Experienced Nebraska farmer talks cattle, cover crops and regenerative agriculture

Farm and Food

By Deborah Van Fleet, Public News Service-Nebraska

Please note: Dennis Demmel serves as president of the Center for Rural Affairs Board of Directors.

One of the goals included in Nebraska's Department of Environment and Energy's Priority Climate Action Plan recently submitted to the federal Environmental Protection Agency is to increase the use of regenerative agricultural practices in the state.

The plan identifies "cover crops, no-till, and reduced reliance on chemical fertilizer" as important practices to improve soil health, which increases its ability to sequester carbon.
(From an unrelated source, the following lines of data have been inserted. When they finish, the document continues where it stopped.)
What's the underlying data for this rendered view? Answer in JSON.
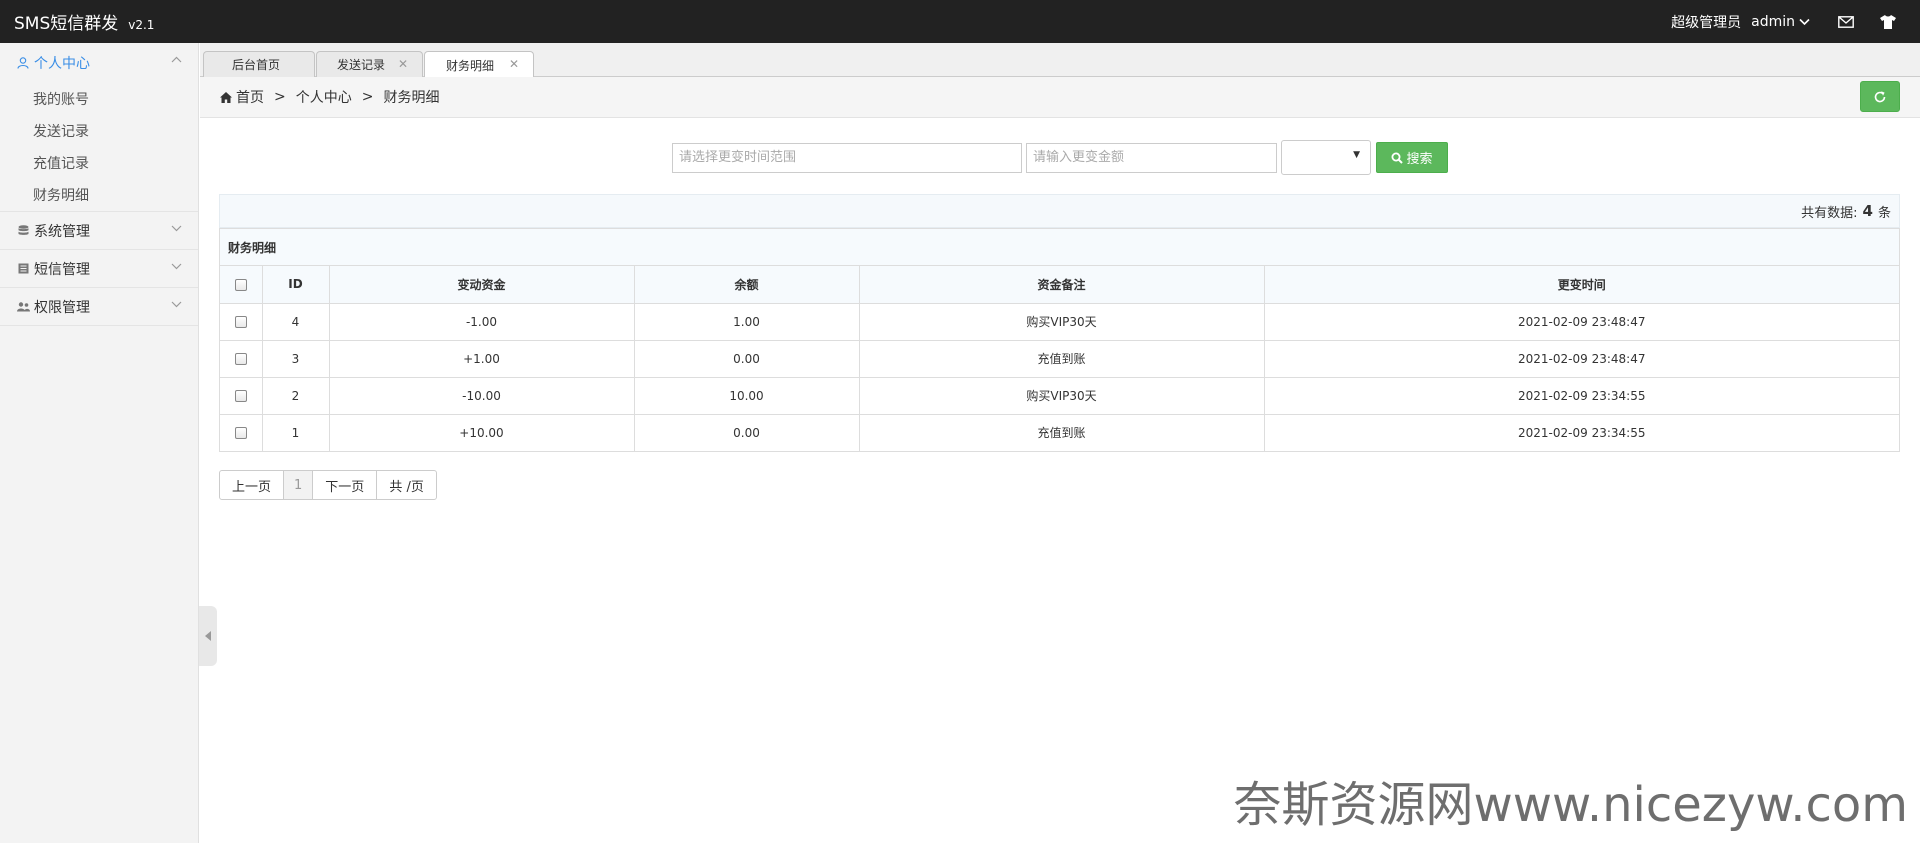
{
  "app": {
    "title": "SMS短信群发",
    "version": "v2.1"
  },
  "topbar": {
    "role": "超级管理员",
    "username": "admin"
  },
  "sidebar": {
    "groups": [
      {
        "label": "个人中心",
        "icon": "user-icon",
        "items": [
          "我的账号",
          "发送记录",
          "充值记录",
          "财务明细"
        ]
      },
      {
        "label": "系统管理",
        "icon": "database-icon"
      },
      {
        "label": "短信管理",
        "icon": "book-icon"
      },
      {
        "label": "权限管理",
        "icon": "users-icon"
      }
    ]
  },
  "tabs": [
    {
      "label": "后台首页",
      "closable": false
    },
    {
      "label": "发送记录",
      "closable": true
    },
    {
      "label": "财务明细",
      "closable": true,
      "active": true
    }
  ],
  "breadcrumb": [
    "首页",
    "个人中心",
    "财务明细"
  ],
  "search": {
    "time_placeholder": "请选择更变时间范围",
    "amount_placeholder": "请输入更变金额",
    "select_value": "",
    "button_label": "搜索"
  },
  "count": {
    "prefix": "共有数据:",
    "value": "4",
    "suffix": "条"
  },
  "table": {
    "title": "财务明细",
    "headers": [
      "ID",
      "变动资金",
      "余额",
      "资金备注",
      "更变时间"
    ],
    "rows": [
      {
        "id": "4",
        "change": "-1.00",
        "balance": "1.00",
        "note": "购买VIP30天",
        "time": "2021-02-09 23:48:47"
      },
      {
        "id": "3",
        "change": "+1.00",
        "balance": "0.00",
        "note": "充值到账",
        "time": "2021-02-09 23:48:47"
      },
      {
        "id": "2",
        "change": "-10.00",
        "balance": "10.00",
        "note": "购买VIP30天",
        "time": "2021-02-09 23:34:55"
      },
      {
        "id": "1",
        "change": "+10.00",
        "balance": "0.00",
        "note": "充值到账",
        "time": "2021-02-09 23:34:55"
      }
    ]
  },
  "pager": {
    "prev": "上一页",
    "current": "1",
    "next": "下一页",
    "total": "共 /页"
  },
  "watermark": "奈斯资源网www.nicezyw.com",
  "colors": {
    "topbar": "#222222",
    "accent": "#3a8ee6",
    "success": "#5cb85c"
  }
}
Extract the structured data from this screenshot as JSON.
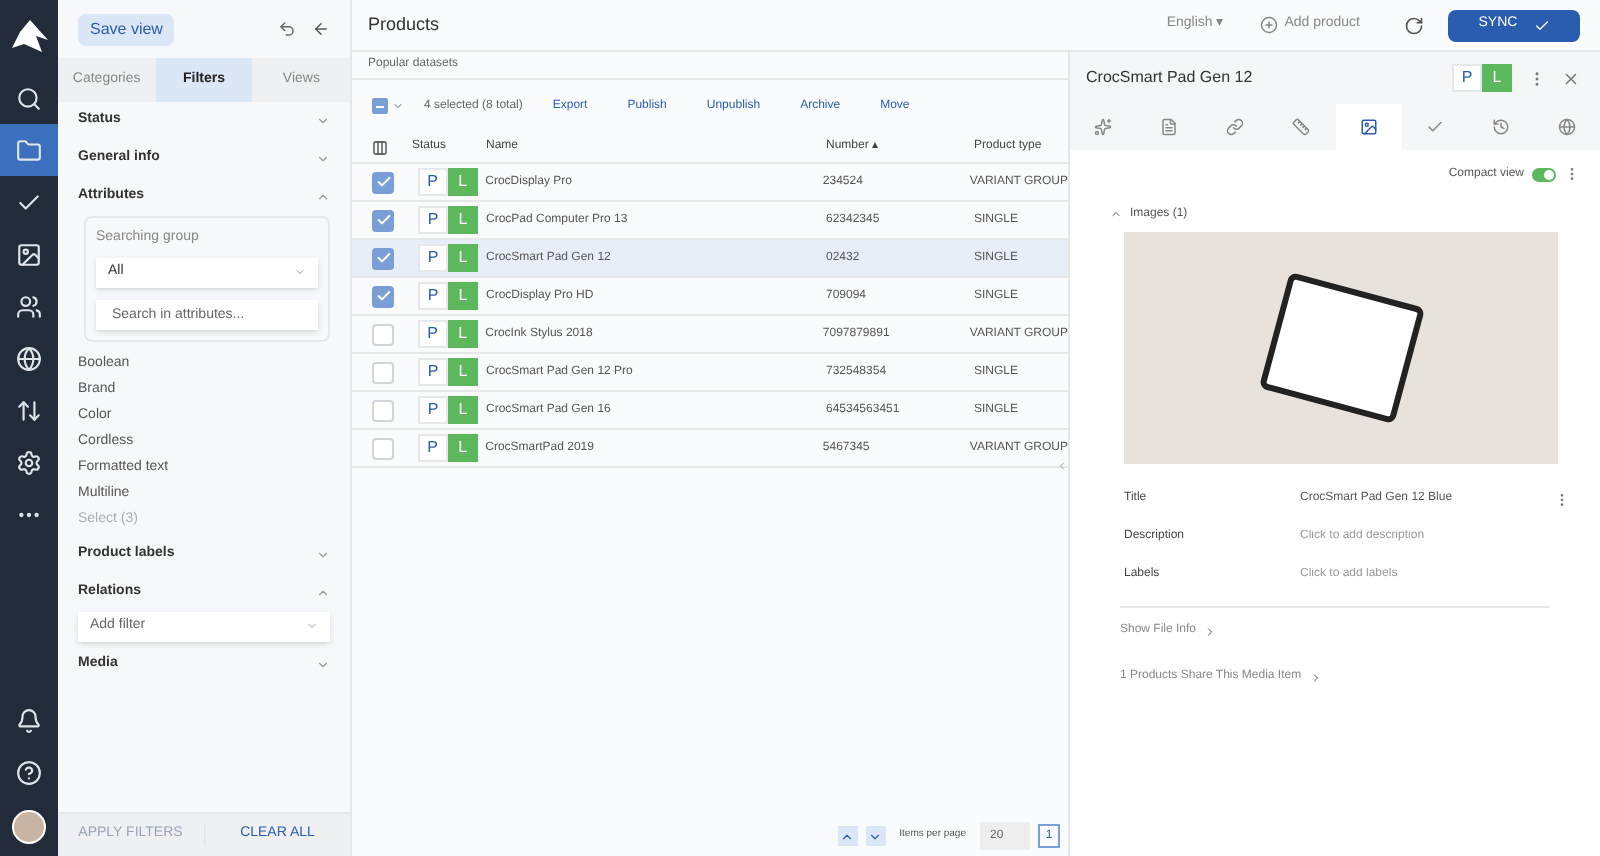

Dennis Demmel is now semiretired after farming 1,800 acres in Perkins County. He was a certified organic farmer from 2007 to 2016, and said cover cropping and no-till farming have greatly improved the state's soil health. He noted the changes "really accelerated" when people began to bring in livestock.

"I think of them as walking composters almost," Demmel observed. "They convert residue into manure, which also includes microbes coming from the rumen in the cattle and going into the soil to activate additional microbiology activity in the soil."

Letting cattle graze for just the right amount of time has also been shown to increase the ability of water to penetrate the soil.

Demmel pointed out improvements in technology such as cross-fencing make it easier to rotate cattle more often and prevent overgrazing. He does not raise cattle himself but has an arrangement with a nearby buyer, whose cattle graze on his perennial grasses and legumes.

Demmel emphasized it can be a mutually beneficial arrangement.

"When it gets hot and dry in August, we may be out of grass," Demmel explained. "If there was a neighbor that was growing cover crops for a year, you could go move cattle over to that. It brings about cooperation between neighbors, bringing cattle back into the operation from one farm that has cattle and the other one doesn't."

In addition to contributing to greenhouse gases, fertilizer runoff has led to high nitrate levels in ground, surface and well water in parts of Nebraska, which have been linked to pediatric cancers. Demmel argued farmers reluctant to reduce their fertilizer application because it will reduce their yield might be surprised at how organic and regenerative practices actually affect their bottom line.

"For example, in organic farming, we would have yields that were maybe substantially lower than conventional methods," Demmel recounted. "But when we looked at the bottom line, well, we were getting a better price for our crop."

Demmel explained with organic farming, microbes fix the nitrogen so there's less need for fertilizer, thereby reducing costs. And since cover crops help the soil retain water, irrigation costs may be reduced as well.

Click here to listen to the interview.